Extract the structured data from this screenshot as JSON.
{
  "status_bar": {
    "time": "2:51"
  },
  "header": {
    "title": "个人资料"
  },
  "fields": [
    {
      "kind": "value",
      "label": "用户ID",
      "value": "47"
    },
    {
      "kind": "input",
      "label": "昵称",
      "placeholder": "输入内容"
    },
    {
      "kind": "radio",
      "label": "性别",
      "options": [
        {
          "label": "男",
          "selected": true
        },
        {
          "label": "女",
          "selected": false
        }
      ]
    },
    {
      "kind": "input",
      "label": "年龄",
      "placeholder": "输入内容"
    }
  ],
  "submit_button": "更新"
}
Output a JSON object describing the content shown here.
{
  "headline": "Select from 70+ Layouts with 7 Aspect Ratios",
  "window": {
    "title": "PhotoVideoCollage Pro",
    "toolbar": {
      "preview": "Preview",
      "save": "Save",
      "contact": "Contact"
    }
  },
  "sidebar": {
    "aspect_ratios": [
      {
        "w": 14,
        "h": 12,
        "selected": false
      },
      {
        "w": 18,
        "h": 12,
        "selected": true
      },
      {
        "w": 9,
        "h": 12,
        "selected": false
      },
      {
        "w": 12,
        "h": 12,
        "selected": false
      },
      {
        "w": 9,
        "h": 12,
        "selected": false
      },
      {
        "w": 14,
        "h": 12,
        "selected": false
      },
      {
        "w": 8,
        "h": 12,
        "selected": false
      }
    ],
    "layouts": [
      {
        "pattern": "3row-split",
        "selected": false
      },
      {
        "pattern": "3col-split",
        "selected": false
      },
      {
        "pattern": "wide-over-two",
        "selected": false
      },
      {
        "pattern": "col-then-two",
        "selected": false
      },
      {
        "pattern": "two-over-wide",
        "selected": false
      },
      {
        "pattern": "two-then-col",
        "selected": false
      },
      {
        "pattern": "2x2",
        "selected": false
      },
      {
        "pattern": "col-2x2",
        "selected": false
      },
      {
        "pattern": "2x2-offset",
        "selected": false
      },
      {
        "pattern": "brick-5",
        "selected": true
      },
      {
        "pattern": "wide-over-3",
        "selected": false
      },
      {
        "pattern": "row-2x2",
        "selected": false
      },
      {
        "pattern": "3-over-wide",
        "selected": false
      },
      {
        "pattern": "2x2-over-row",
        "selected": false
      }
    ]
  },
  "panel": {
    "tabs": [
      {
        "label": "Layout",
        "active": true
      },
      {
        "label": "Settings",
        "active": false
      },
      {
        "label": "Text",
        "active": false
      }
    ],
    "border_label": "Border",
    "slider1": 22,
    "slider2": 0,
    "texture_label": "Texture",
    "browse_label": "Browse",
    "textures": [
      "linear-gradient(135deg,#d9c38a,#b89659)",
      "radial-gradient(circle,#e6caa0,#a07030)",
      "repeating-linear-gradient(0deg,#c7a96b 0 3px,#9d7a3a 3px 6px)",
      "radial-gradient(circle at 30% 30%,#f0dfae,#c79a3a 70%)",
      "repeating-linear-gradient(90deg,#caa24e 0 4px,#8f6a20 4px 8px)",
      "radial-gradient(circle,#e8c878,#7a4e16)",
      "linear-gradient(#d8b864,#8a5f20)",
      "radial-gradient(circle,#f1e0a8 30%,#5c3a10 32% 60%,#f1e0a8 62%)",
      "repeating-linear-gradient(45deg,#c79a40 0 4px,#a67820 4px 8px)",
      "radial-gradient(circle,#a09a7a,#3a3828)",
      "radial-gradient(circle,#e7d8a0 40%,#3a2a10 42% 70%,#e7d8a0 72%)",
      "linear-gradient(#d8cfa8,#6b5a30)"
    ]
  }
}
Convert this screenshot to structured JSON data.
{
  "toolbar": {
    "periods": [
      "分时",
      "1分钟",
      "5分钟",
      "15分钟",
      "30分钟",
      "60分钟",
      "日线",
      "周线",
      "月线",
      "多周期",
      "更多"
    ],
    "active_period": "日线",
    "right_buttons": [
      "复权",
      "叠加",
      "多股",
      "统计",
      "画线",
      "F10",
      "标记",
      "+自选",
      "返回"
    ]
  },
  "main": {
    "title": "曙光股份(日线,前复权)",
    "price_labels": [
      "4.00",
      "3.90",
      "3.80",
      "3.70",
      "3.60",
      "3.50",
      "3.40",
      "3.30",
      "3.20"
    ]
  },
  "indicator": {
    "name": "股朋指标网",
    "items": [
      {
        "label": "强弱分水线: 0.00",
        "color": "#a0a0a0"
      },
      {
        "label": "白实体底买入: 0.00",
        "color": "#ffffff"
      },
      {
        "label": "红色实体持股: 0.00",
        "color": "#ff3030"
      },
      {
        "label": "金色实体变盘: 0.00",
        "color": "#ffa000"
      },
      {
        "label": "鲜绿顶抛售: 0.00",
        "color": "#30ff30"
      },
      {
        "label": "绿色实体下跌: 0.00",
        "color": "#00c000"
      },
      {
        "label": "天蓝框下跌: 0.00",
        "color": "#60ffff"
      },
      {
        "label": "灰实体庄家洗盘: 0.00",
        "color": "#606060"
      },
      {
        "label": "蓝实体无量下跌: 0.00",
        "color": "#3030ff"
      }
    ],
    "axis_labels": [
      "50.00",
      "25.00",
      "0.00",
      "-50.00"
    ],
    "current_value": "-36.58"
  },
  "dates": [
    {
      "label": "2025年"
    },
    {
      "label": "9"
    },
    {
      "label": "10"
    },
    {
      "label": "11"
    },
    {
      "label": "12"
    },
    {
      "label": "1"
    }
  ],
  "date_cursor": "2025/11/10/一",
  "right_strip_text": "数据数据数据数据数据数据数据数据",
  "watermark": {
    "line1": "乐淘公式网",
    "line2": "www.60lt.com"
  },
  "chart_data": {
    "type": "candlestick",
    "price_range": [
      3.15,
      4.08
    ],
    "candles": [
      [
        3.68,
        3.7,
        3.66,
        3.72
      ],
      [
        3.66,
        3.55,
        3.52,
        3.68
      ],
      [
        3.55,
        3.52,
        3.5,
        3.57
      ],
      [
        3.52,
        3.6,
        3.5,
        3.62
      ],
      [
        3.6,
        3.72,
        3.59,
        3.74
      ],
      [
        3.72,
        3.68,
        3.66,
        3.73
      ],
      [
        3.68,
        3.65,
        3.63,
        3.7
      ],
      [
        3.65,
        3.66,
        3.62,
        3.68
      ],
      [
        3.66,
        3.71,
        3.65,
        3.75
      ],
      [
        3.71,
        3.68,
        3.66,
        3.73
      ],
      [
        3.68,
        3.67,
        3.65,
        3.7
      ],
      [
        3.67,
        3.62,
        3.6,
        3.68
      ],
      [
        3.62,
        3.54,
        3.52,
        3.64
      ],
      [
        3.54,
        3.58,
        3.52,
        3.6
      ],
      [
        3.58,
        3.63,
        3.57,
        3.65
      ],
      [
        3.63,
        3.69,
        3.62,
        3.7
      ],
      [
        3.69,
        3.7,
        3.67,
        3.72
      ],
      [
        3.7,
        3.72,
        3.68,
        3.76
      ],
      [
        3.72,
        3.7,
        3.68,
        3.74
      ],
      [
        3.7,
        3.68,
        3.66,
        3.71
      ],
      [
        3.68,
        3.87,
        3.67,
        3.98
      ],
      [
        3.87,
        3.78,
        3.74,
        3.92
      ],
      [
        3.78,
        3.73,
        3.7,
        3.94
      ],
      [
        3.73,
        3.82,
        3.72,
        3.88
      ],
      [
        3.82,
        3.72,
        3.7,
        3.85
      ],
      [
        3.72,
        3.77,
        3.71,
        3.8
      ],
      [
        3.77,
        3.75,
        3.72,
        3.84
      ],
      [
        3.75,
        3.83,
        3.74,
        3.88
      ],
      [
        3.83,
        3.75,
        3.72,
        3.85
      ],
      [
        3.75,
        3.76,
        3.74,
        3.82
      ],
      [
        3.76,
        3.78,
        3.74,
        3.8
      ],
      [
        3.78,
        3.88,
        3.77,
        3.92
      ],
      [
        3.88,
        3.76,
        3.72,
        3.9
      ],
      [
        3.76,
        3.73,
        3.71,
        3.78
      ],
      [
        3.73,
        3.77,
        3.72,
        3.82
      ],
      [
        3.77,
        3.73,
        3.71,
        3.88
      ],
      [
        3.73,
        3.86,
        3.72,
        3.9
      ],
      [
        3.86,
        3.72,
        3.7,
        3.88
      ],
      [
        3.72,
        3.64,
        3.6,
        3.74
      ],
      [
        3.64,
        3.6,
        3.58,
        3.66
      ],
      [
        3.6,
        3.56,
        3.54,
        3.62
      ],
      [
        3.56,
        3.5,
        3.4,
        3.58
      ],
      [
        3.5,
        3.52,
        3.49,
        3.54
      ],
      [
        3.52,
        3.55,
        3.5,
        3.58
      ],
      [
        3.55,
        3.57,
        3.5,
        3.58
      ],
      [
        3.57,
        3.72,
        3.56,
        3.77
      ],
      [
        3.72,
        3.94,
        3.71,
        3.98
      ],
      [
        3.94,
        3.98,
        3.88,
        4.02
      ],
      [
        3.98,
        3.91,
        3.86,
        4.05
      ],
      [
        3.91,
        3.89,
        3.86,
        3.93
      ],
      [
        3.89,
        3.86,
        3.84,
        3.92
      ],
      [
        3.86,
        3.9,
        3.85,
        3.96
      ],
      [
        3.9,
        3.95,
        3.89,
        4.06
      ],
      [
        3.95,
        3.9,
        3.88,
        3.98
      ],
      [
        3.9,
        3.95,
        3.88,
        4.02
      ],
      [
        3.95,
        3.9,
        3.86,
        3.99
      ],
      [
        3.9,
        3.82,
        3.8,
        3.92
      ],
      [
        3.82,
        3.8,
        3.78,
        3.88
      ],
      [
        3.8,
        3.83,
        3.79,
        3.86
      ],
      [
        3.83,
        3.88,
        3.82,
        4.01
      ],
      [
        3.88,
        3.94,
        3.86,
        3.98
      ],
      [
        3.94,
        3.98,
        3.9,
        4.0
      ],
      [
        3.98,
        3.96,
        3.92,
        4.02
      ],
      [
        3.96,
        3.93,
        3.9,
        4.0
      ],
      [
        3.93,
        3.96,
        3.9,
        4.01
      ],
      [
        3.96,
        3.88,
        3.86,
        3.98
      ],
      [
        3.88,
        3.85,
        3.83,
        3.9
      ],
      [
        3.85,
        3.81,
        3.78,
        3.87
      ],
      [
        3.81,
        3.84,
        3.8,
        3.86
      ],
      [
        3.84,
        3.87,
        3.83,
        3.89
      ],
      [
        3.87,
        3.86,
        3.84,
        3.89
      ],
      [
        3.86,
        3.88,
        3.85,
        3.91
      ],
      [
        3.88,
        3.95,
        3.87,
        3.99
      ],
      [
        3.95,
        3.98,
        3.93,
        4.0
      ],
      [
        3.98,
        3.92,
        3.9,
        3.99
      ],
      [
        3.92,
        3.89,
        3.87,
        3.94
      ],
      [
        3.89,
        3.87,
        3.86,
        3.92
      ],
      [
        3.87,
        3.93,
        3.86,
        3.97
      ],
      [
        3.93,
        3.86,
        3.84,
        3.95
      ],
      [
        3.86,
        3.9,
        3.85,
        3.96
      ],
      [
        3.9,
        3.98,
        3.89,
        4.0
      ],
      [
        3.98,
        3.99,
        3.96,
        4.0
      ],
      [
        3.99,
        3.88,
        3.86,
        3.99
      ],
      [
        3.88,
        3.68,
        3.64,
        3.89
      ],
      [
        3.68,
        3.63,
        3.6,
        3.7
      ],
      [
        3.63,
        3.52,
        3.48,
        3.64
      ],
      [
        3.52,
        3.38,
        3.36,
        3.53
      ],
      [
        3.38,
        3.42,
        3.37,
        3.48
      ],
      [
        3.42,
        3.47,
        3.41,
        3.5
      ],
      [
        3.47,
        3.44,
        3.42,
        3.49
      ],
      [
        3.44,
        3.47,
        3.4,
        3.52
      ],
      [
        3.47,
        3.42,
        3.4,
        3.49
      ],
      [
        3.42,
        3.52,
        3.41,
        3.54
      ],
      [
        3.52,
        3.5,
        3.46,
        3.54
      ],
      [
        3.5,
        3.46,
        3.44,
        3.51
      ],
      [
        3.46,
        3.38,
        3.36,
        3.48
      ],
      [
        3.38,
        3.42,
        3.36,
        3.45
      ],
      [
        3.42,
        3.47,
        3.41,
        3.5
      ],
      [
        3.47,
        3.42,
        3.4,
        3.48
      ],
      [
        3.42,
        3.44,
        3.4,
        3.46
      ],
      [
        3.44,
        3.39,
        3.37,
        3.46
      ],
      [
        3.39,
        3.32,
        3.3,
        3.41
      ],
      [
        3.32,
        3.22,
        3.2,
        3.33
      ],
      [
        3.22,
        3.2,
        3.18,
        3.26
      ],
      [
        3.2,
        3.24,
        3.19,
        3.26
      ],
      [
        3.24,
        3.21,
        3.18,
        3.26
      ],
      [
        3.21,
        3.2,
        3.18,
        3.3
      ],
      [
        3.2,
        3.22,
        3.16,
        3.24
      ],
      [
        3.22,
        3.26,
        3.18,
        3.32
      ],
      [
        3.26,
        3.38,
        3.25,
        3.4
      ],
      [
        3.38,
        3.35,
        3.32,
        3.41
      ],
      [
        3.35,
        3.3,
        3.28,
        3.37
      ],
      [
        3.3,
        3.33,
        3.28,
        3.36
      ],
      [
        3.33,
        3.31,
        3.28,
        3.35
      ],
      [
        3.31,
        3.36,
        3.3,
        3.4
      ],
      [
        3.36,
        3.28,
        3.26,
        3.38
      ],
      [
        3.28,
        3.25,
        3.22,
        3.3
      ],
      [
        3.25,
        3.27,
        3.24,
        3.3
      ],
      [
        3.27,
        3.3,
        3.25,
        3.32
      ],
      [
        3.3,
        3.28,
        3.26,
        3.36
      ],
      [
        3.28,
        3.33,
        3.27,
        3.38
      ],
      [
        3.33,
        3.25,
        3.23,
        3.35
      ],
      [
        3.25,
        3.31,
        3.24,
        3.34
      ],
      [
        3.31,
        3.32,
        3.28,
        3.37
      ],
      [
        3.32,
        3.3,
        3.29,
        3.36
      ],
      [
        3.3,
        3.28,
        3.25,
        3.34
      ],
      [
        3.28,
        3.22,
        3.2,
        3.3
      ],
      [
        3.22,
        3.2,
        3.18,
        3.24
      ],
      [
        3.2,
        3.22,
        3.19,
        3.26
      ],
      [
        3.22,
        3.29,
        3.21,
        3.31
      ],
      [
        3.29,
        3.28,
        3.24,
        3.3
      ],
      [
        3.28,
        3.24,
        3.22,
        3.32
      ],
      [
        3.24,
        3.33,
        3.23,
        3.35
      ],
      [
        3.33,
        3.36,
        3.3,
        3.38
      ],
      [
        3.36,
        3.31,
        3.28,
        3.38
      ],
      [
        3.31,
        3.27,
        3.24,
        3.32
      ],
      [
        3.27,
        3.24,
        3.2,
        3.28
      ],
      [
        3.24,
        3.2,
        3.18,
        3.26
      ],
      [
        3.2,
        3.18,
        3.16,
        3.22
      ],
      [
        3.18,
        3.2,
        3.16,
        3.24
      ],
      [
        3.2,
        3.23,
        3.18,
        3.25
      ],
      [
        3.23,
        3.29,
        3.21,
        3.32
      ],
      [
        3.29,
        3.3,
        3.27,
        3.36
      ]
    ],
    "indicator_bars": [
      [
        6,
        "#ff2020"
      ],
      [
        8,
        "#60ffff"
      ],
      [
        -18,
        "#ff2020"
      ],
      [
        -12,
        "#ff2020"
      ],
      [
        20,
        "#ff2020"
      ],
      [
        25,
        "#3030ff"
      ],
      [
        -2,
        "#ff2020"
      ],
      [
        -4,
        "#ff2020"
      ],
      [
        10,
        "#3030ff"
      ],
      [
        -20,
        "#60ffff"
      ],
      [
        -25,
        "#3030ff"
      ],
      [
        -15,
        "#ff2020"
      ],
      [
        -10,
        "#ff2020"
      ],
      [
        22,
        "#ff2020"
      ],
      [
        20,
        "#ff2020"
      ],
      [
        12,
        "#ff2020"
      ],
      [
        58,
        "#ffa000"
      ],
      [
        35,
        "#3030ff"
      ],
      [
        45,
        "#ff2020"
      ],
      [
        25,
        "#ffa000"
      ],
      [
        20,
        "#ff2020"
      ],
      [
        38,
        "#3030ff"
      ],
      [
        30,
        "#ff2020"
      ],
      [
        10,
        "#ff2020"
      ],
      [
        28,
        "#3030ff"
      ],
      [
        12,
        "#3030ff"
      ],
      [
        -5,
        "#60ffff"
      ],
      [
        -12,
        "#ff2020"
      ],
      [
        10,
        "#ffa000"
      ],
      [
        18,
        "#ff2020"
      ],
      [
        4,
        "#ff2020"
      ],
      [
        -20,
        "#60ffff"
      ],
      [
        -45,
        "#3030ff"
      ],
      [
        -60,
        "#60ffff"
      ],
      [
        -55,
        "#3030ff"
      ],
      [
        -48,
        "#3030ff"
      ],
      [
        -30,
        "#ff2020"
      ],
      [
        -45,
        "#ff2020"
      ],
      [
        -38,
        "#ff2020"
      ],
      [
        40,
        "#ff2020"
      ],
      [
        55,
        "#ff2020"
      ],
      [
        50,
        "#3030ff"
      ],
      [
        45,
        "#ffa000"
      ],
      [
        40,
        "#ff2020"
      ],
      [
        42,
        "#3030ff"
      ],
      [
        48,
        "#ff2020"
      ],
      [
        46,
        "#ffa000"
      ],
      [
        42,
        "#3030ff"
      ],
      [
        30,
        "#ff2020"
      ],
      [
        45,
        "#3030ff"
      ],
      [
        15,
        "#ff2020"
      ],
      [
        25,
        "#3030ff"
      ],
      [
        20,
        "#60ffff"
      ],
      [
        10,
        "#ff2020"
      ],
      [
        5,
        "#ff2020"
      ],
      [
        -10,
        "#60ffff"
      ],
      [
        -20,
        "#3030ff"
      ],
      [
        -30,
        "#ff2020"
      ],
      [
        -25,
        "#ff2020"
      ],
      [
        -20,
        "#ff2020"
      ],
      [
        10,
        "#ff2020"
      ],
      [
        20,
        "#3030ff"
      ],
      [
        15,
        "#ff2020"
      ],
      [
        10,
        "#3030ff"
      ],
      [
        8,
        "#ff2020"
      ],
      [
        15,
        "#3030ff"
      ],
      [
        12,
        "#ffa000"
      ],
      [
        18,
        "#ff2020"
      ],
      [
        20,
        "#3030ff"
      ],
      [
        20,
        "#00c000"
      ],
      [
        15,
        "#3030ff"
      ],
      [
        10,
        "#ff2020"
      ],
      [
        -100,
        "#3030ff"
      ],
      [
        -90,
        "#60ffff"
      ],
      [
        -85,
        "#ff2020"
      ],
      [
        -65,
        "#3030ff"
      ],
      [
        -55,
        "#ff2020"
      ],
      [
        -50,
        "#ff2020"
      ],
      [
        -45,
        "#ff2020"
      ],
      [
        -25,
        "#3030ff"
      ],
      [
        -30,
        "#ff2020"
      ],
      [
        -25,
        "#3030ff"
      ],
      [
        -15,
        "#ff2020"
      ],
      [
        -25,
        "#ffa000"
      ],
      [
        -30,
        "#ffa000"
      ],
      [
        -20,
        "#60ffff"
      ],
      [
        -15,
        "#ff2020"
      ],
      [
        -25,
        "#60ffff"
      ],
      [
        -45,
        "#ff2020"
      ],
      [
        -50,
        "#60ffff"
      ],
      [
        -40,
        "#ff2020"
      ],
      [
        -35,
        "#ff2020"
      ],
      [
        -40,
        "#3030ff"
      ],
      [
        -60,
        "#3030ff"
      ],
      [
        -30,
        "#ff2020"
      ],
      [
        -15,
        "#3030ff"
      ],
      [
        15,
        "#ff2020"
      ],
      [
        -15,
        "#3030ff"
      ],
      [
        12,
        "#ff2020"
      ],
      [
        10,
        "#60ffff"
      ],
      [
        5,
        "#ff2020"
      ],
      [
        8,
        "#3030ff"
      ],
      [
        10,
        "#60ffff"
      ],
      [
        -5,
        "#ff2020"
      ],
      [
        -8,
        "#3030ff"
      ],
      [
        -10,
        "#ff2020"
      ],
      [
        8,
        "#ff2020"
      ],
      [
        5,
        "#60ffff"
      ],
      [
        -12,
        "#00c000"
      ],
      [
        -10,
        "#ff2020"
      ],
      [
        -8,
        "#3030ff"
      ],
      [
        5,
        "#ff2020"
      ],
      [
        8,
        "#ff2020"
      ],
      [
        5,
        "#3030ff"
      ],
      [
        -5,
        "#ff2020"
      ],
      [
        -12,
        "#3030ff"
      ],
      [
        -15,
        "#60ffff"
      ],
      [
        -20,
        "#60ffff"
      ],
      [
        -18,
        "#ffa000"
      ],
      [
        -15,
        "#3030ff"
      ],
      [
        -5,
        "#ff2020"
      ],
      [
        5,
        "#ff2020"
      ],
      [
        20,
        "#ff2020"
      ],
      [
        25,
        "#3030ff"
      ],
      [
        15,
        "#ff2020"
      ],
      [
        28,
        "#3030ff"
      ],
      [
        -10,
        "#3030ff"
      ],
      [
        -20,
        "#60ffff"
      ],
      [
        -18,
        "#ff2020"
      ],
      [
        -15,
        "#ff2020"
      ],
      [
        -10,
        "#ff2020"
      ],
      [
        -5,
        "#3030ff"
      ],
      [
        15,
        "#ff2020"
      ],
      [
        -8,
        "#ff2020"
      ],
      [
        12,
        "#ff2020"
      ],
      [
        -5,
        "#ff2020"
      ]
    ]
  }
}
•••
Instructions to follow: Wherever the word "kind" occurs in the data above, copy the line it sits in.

Exercise output:
      "kind": "value",
      "kind": "input",
      "kind": "radio",
      "kind": "input",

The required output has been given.